_TASK TO COMPLETE:_
Search the entries for lines that contain the word "mysql", and report each one found.
========================================
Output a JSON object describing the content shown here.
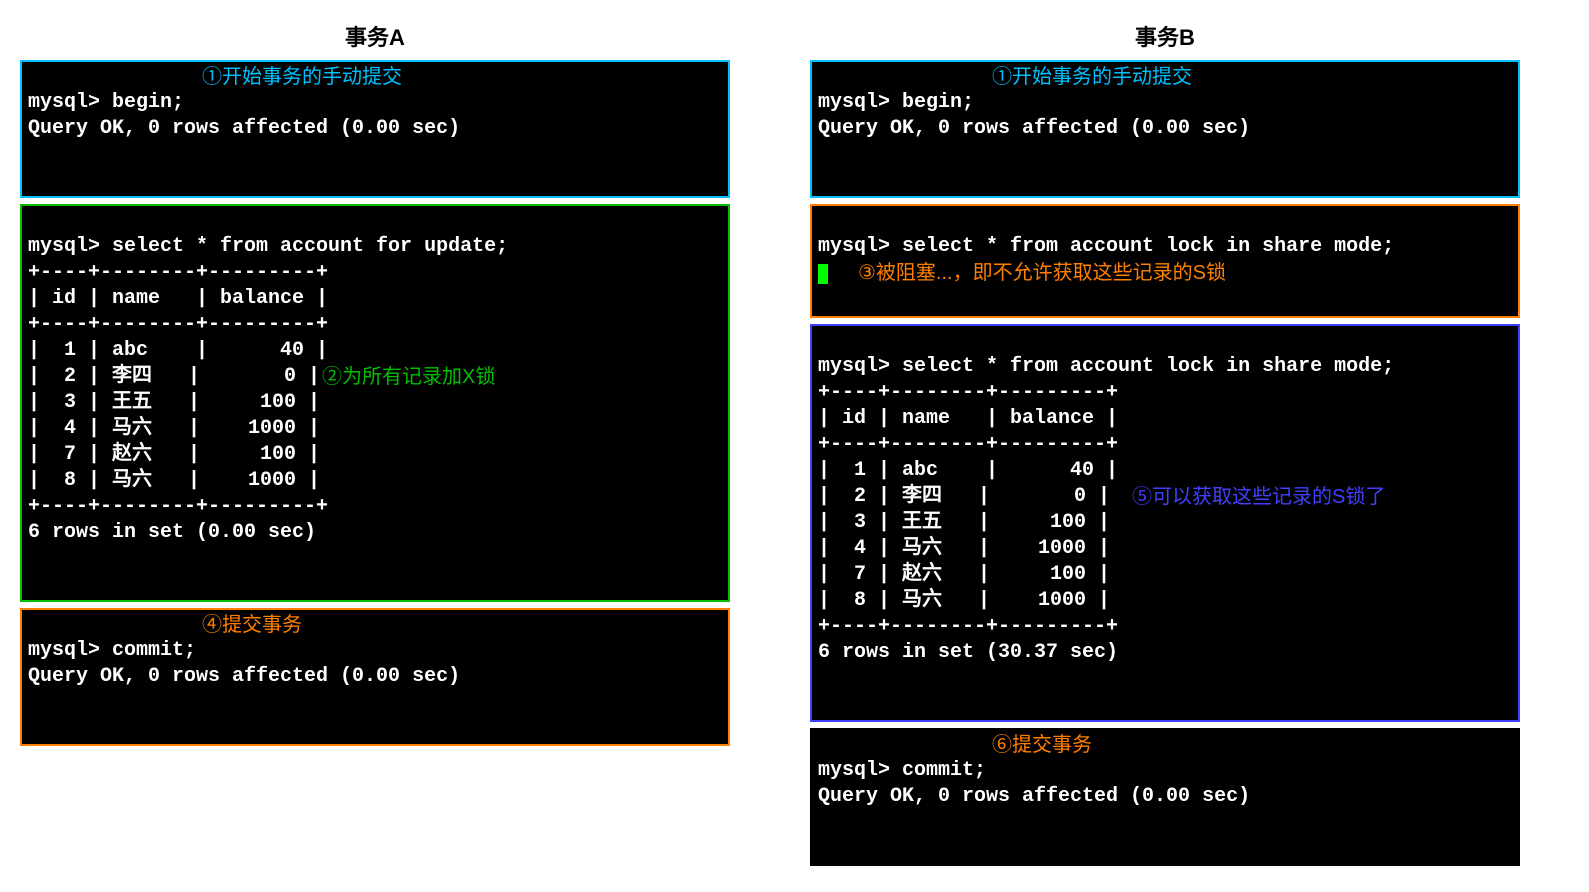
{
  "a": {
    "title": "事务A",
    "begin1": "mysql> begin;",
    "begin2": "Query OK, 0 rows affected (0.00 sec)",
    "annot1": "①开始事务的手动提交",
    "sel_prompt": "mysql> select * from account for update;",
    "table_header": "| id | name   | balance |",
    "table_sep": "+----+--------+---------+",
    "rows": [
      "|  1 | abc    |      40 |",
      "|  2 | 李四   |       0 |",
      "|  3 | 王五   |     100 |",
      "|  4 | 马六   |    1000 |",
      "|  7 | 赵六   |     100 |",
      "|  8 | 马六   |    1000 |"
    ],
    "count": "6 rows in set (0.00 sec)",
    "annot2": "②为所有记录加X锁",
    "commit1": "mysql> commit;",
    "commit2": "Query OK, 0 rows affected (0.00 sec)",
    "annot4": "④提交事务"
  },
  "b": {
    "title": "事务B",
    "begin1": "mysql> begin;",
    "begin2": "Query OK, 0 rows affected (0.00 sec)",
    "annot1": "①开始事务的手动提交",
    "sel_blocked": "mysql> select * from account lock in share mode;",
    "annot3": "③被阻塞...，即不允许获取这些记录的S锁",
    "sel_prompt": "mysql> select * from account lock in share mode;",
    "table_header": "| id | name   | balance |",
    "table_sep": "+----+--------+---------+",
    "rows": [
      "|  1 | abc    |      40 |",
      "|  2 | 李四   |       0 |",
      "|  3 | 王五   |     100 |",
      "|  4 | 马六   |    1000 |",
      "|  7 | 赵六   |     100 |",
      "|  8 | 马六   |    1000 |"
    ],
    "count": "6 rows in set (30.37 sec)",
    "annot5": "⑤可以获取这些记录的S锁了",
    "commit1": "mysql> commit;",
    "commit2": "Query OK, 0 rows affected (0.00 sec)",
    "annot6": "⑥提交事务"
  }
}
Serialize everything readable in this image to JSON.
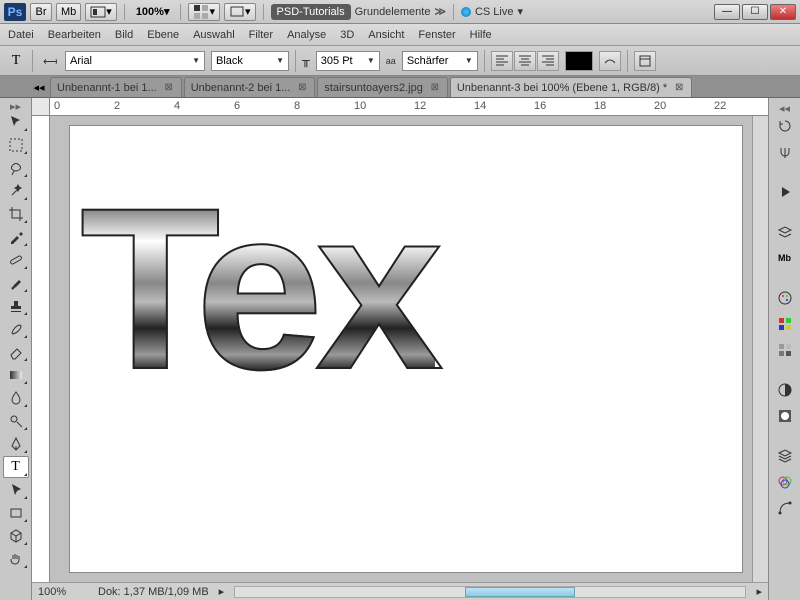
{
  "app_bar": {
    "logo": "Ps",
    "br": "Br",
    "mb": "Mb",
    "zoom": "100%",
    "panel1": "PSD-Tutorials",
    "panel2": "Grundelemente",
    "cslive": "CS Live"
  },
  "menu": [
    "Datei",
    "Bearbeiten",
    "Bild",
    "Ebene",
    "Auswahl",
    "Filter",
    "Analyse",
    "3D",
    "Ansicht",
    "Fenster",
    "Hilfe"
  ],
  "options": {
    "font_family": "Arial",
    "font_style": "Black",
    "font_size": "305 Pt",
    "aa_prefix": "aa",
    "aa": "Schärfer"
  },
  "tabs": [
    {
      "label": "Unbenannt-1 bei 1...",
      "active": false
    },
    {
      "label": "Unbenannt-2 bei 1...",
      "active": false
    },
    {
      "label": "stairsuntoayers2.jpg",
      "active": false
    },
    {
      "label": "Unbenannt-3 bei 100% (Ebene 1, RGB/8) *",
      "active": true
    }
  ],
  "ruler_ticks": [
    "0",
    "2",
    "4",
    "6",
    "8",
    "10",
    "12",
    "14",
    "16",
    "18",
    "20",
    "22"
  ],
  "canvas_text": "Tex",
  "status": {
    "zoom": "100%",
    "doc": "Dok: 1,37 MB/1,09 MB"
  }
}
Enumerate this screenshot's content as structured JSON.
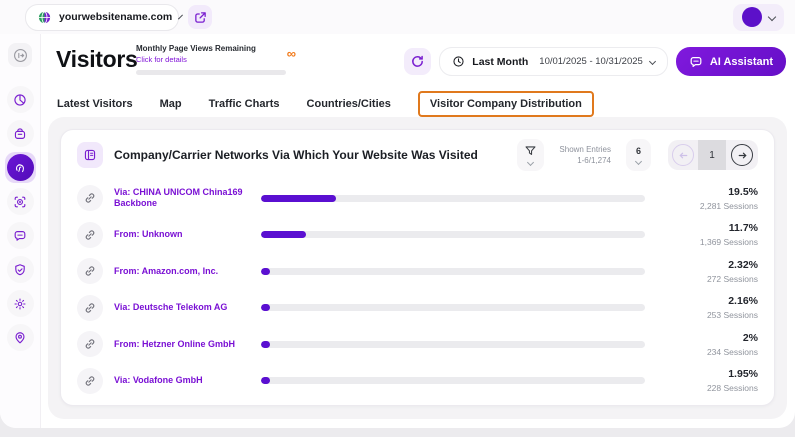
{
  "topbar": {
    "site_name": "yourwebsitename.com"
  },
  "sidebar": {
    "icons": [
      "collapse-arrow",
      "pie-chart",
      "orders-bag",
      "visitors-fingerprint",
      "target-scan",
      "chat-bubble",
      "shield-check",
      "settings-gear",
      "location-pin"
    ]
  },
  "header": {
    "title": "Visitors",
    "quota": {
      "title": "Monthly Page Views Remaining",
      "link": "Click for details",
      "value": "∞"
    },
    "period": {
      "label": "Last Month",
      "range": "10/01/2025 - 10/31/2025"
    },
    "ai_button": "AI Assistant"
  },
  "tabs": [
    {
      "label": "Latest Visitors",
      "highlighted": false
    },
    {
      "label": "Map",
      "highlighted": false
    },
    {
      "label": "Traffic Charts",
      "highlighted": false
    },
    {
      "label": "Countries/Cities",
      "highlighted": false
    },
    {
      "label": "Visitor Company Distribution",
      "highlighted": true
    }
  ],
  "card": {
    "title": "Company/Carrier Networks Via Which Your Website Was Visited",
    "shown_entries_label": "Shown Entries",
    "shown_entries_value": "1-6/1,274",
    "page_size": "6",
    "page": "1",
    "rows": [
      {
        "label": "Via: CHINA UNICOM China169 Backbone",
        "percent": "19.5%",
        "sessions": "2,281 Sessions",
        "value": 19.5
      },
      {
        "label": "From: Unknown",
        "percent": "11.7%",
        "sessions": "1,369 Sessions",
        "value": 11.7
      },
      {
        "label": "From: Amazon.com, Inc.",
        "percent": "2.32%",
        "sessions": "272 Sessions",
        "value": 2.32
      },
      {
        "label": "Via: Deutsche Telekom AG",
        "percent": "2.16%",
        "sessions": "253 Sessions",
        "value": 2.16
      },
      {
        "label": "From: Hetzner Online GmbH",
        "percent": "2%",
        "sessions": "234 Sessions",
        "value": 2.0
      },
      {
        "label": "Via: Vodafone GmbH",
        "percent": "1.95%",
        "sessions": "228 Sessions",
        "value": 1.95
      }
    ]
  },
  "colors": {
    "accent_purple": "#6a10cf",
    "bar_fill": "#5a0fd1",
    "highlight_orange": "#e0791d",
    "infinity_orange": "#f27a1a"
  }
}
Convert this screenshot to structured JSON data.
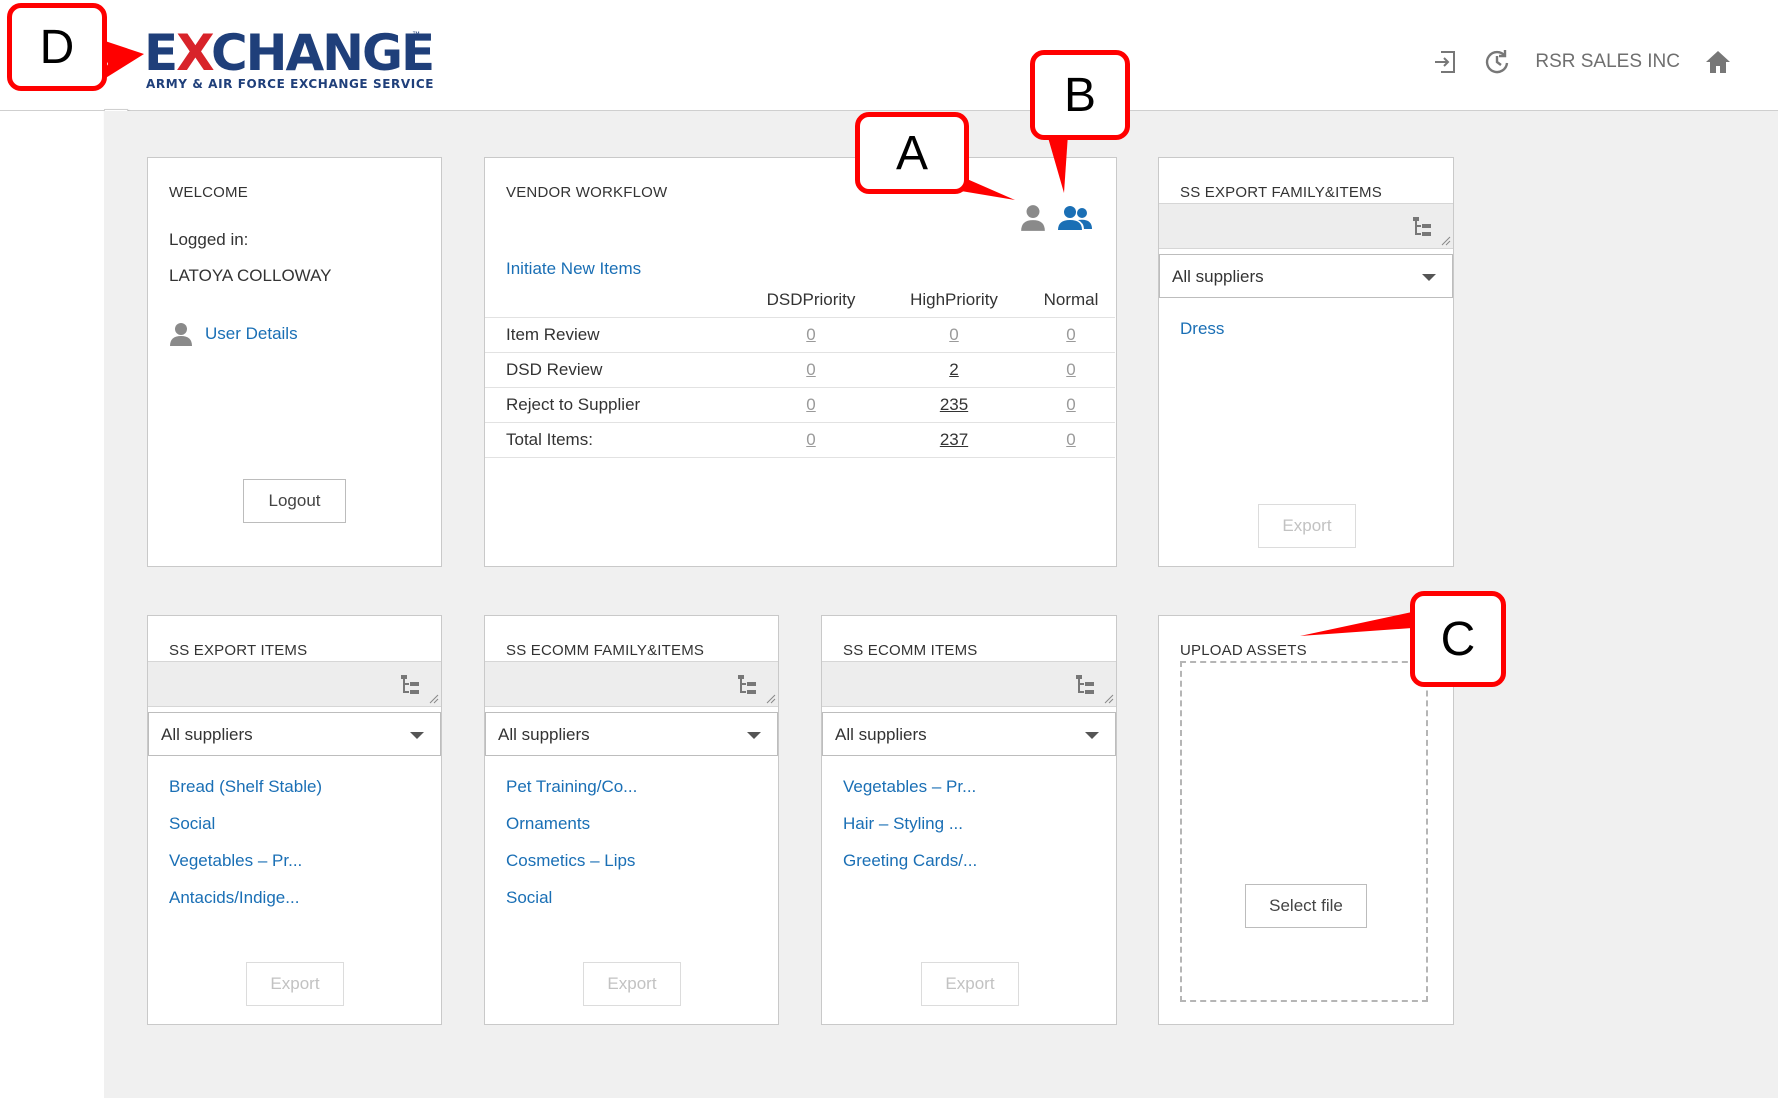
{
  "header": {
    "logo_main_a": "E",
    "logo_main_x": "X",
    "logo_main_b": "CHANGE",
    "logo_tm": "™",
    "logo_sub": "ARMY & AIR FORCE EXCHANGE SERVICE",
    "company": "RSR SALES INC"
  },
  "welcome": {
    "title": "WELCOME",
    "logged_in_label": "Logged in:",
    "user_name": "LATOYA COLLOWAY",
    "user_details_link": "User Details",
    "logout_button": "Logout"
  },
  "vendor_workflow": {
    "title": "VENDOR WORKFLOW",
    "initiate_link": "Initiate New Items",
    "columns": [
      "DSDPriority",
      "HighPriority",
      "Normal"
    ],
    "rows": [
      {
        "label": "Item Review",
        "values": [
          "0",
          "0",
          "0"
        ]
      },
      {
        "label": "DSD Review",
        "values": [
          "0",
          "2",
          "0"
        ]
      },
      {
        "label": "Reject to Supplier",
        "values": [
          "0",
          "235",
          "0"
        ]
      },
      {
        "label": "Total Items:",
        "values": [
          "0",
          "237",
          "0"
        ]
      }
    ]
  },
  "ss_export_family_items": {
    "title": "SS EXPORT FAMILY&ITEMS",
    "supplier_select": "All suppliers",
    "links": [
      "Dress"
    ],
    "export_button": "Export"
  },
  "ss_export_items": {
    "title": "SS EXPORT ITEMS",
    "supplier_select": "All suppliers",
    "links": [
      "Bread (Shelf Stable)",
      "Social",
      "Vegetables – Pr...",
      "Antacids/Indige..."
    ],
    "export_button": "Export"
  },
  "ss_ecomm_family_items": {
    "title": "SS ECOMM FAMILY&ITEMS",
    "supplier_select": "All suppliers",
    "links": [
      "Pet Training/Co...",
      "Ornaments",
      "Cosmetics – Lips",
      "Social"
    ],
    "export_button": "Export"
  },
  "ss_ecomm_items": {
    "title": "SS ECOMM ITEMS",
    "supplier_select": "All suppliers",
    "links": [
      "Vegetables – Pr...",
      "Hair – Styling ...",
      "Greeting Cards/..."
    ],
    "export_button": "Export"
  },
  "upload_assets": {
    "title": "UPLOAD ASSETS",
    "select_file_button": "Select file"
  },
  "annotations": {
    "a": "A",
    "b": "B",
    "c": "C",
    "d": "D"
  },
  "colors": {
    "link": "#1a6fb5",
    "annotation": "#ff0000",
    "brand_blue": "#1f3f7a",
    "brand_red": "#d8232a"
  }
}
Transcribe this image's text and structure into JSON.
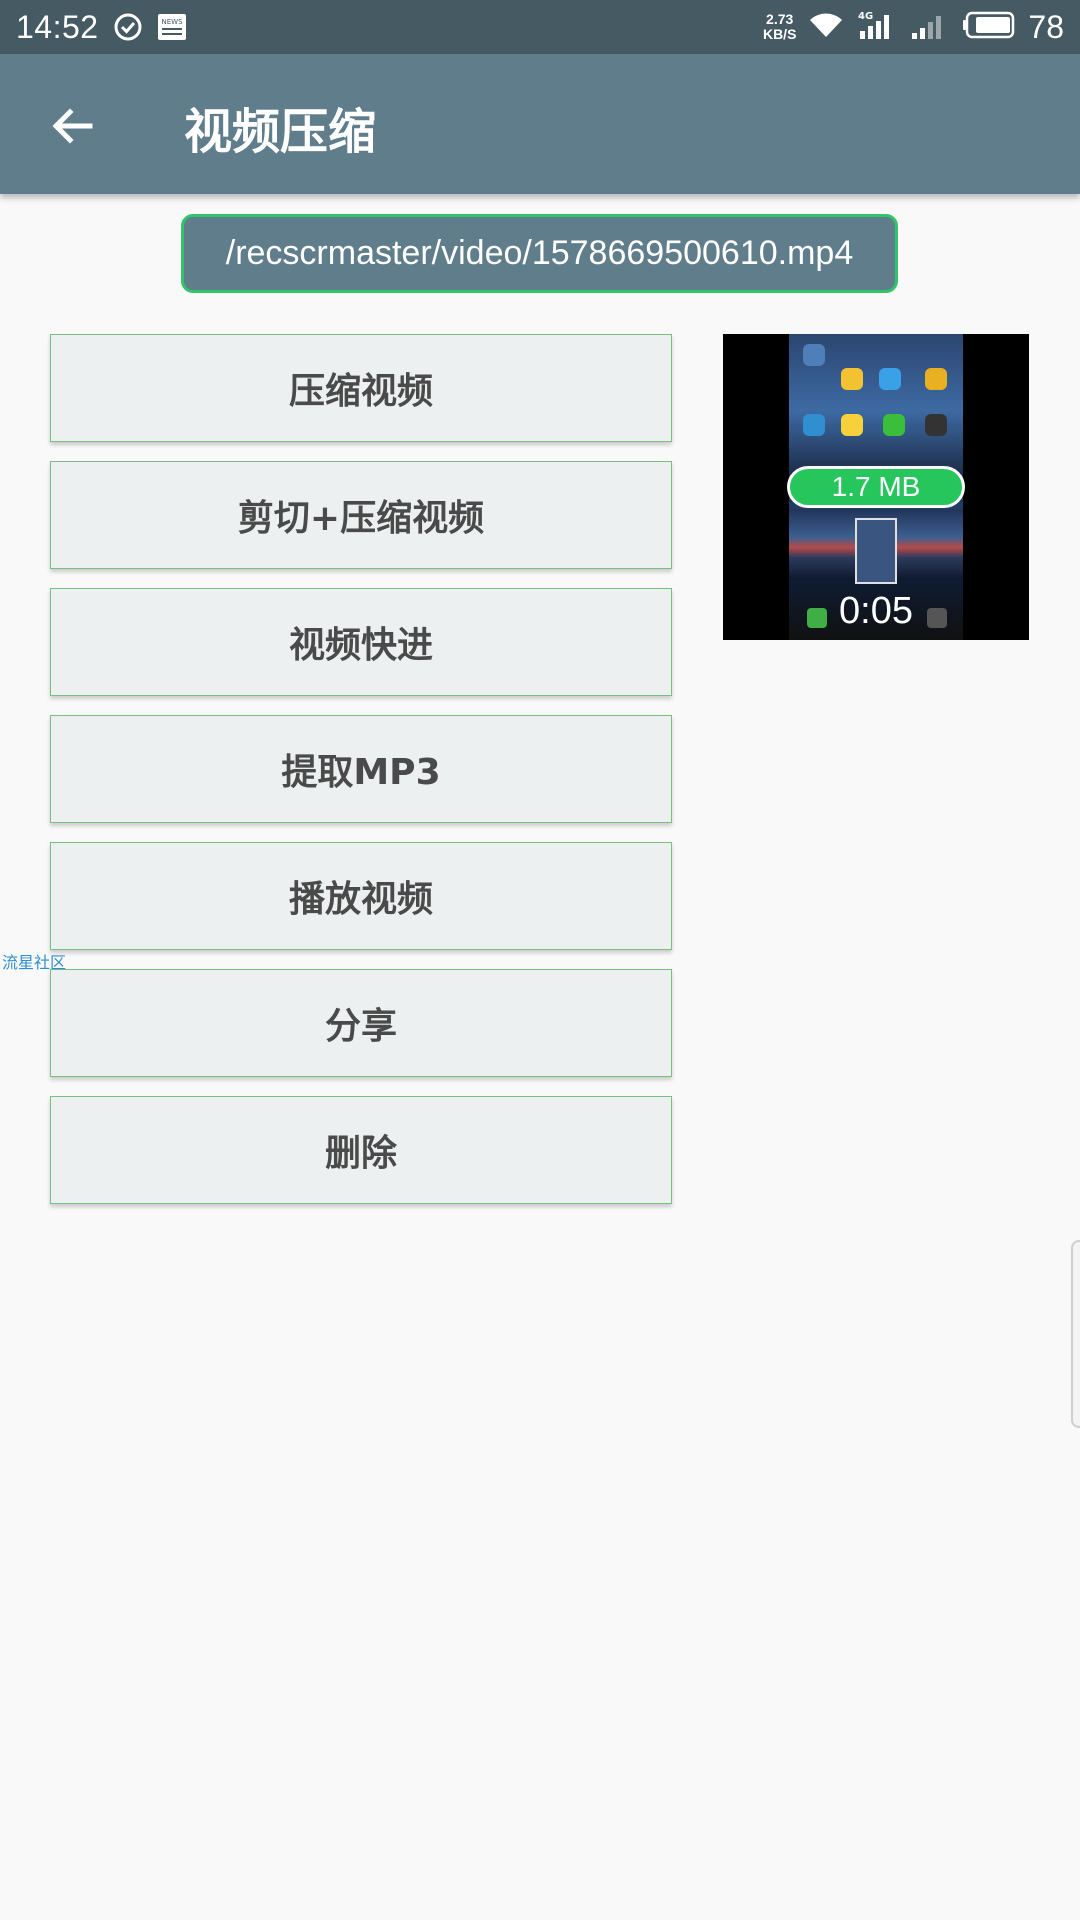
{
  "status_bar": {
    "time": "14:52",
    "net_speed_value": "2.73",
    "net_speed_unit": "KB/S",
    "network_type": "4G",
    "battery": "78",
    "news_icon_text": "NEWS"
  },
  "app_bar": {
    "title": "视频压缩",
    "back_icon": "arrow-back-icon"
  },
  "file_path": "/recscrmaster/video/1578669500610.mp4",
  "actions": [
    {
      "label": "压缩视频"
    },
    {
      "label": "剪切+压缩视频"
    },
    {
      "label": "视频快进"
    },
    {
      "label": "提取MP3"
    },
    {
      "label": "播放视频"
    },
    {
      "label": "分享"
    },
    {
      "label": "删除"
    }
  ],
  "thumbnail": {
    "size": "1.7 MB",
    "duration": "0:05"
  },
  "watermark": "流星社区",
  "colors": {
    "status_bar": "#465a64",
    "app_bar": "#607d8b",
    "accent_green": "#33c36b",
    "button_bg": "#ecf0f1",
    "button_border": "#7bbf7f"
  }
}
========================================
_ANSWER TO THIS EXERCISE:_
    "begin1": "mysql> begin;",
    "sel_prompt": "mysql> select * from account for update;",
    "commit1": "mysql> commit;",
    "begin1": "mysql> begin;",
    "sel_blocked": "mysql> select * from account lock in share mode;",
    "sel_prompt": "mysql> select * from account lock in share mode;",
    "commit1": "mysql> commit;",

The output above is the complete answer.